*GIVEN RECORDS:*
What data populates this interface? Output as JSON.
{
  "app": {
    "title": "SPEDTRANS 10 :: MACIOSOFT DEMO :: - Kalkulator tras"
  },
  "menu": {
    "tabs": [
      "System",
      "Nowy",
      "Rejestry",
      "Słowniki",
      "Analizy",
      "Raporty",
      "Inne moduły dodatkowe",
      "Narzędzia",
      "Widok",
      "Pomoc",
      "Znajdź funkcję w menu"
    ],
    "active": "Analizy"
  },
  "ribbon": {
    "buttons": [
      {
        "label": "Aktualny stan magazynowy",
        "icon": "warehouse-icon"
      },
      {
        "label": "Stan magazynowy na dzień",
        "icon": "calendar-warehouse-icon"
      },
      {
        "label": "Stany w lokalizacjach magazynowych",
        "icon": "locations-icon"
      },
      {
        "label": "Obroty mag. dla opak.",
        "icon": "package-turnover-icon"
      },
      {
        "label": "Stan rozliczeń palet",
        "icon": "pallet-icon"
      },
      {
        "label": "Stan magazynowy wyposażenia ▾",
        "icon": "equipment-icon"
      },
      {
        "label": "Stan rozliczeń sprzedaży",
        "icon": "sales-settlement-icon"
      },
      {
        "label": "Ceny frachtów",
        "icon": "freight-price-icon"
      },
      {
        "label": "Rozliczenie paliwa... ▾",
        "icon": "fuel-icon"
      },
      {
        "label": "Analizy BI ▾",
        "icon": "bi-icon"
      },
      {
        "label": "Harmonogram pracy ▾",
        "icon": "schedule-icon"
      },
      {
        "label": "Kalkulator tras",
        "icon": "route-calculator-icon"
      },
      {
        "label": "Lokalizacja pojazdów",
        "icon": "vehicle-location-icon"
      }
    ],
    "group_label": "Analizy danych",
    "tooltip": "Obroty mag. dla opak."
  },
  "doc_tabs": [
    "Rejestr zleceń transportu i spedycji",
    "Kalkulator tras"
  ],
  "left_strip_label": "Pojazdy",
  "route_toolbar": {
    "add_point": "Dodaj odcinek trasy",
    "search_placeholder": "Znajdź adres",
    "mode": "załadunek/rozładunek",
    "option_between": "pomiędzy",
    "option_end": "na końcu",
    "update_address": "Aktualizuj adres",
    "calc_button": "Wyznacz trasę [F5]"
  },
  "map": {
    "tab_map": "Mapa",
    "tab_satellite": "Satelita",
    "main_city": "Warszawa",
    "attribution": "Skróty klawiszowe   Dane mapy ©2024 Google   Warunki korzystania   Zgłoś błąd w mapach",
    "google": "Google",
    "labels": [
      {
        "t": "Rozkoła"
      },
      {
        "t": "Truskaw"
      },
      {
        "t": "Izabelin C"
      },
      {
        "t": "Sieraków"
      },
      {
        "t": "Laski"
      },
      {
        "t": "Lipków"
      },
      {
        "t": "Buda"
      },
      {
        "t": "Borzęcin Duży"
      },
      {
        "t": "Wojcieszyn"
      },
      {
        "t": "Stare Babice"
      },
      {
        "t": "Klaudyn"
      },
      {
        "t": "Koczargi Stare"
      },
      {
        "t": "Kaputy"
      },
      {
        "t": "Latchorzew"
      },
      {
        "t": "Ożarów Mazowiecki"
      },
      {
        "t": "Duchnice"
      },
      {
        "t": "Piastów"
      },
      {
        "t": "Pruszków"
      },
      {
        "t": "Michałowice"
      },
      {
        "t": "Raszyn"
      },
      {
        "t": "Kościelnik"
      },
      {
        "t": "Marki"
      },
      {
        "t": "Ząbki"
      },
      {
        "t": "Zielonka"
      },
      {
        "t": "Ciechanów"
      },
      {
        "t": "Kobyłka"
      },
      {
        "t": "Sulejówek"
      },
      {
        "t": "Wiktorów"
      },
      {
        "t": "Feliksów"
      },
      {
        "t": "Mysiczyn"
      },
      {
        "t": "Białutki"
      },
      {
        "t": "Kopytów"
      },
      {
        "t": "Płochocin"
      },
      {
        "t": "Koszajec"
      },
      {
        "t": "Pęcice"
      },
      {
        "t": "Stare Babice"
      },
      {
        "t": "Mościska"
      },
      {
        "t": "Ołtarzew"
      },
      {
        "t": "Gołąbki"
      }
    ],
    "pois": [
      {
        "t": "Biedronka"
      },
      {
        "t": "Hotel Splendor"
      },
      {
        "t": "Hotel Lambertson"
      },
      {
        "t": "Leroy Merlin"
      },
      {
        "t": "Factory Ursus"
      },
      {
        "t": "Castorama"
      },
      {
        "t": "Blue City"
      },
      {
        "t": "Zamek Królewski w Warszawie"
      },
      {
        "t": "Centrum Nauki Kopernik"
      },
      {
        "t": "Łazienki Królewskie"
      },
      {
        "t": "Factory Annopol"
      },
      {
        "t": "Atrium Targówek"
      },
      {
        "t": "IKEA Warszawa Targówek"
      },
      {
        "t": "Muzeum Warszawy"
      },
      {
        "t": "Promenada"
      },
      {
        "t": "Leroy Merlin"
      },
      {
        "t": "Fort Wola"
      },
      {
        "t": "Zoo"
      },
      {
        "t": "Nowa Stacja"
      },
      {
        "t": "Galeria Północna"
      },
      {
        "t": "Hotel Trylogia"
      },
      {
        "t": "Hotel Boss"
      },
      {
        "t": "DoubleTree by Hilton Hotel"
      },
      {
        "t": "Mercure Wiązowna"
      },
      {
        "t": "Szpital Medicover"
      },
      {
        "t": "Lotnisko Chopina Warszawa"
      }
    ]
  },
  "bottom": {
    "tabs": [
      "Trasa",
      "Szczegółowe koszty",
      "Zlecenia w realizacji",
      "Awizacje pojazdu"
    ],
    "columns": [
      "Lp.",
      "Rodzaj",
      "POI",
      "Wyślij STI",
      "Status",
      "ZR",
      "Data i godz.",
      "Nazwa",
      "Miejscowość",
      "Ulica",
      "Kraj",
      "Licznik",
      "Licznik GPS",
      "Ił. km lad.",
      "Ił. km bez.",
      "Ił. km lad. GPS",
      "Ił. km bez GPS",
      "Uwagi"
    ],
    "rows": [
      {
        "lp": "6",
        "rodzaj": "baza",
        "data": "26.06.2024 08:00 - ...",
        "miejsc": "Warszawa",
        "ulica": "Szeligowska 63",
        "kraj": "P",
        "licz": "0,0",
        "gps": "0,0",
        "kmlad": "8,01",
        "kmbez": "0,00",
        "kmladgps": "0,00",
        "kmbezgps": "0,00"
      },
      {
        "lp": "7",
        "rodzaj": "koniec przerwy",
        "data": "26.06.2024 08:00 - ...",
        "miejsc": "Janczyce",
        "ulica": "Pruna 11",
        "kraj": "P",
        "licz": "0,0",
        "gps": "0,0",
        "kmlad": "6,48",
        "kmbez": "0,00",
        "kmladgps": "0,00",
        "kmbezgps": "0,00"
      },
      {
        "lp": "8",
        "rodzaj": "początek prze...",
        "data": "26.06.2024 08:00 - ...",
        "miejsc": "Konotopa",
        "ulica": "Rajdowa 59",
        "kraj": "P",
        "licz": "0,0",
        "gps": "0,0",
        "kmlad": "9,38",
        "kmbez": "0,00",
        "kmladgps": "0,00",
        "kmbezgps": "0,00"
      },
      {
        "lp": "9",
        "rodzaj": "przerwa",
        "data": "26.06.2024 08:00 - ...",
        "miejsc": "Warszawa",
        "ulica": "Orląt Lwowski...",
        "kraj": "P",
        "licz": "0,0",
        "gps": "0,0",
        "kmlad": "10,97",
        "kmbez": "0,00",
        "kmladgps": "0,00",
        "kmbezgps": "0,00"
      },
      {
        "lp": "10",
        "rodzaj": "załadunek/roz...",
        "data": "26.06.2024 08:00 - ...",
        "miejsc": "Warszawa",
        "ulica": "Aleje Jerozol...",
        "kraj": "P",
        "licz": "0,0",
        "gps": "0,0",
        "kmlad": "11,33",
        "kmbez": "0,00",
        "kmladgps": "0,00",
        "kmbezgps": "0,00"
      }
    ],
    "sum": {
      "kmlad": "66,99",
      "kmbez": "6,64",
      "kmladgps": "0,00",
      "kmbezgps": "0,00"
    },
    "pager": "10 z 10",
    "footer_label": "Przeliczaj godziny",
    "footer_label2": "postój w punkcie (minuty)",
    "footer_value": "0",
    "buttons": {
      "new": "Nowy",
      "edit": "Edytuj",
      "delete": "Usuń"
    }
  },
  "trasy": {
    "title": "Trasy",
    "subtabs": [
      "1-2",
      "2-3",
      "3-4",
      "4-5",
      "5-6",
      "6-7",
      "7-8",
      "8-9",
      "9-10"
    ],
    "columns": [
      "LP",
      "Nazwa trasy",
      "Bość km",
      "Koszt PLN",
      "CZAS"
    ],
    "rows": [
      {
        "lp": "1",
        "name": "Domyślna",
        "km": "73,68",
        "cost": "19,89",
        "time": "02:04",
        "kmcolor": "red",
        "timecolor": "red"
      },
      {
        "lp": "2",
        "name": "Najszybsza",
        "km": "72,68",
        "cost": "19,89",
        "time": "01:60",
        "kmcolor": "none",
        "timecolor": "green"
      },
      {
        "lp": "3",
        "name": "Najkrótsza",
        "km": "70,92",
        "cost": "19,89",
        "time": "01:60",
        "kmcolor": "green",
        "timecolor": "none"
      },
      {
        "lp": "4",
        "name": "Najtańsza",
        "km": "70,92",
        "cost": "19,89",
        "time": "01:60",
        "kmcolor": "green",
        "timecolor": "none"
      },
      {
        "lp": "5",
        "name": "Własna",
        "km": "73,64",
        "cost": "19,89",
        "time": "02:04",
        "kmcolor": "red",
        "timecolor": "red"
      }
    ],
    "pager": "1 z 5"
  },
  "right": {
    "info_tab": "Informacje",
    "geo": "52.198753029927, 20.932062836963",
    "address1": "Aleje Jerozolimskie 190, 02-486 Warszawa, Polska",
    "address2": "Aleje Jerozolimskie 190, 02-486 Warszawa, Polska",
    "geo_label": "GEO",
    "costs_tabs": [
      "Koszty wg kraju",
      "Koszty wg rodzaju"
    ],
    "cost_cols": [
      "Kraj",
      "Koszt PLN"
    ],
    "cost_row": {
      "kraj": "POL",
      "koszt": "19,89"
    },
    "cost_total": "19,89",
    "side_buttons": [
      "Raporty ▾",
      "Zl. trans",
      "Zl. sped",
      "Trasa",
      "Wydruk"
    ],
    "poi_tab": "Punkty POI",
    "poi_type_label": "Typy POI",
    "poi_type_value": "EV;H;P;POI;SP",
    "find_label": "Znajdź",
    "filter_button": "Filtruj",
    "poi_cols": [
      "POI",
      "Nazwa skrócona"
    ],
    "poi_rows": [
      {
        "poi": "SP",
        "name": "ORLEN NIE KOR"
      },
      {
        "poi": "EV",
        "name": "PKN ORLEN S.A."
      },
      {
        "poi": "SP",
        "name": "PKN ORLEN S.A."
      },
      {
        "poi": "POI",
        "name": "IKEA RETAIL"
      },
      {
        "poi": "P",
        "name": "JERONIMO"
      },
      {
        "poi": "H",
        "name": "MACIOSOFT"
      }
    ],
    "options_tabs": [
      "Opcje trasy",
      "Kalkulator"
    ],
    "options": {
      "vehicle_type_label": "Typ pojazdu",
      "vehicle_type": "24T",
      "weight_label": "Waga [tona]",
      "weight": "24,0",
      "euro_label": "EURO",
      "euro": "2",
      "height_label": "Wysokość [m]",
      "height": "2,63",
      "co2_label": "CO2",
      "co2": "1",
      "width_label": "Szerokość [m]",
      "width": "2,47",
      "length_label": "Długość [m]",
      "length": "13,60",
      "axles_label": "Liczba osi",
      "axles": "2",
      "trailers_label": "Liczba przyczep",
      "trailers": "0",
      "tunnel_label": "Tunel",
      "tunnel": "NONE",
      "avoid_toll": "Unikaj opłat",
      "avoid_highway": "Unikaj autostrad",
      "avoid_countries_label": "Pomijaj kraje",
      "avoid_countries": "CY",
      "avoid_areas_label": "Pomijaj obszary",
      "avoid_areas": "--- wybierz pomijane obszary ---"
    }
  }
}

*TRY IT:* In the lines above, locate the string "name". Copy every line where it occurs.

*ANSWER TO THE EXERCISE:*
        "name": "Domyślna",
        "name": "Najszybsza",
        "name": "Najkrótsza",
        "name": "Najtańsza",
        "name": "Własna",
        "name": "ORLEN NIE KOR"
        "name": "PKN ORLEN S.A."
        "name": "PKN ORLEN S.A."
        "name": "IKEA RETAIL"
        "name": "JERONIMO"
        "name": "MACIOSOFT"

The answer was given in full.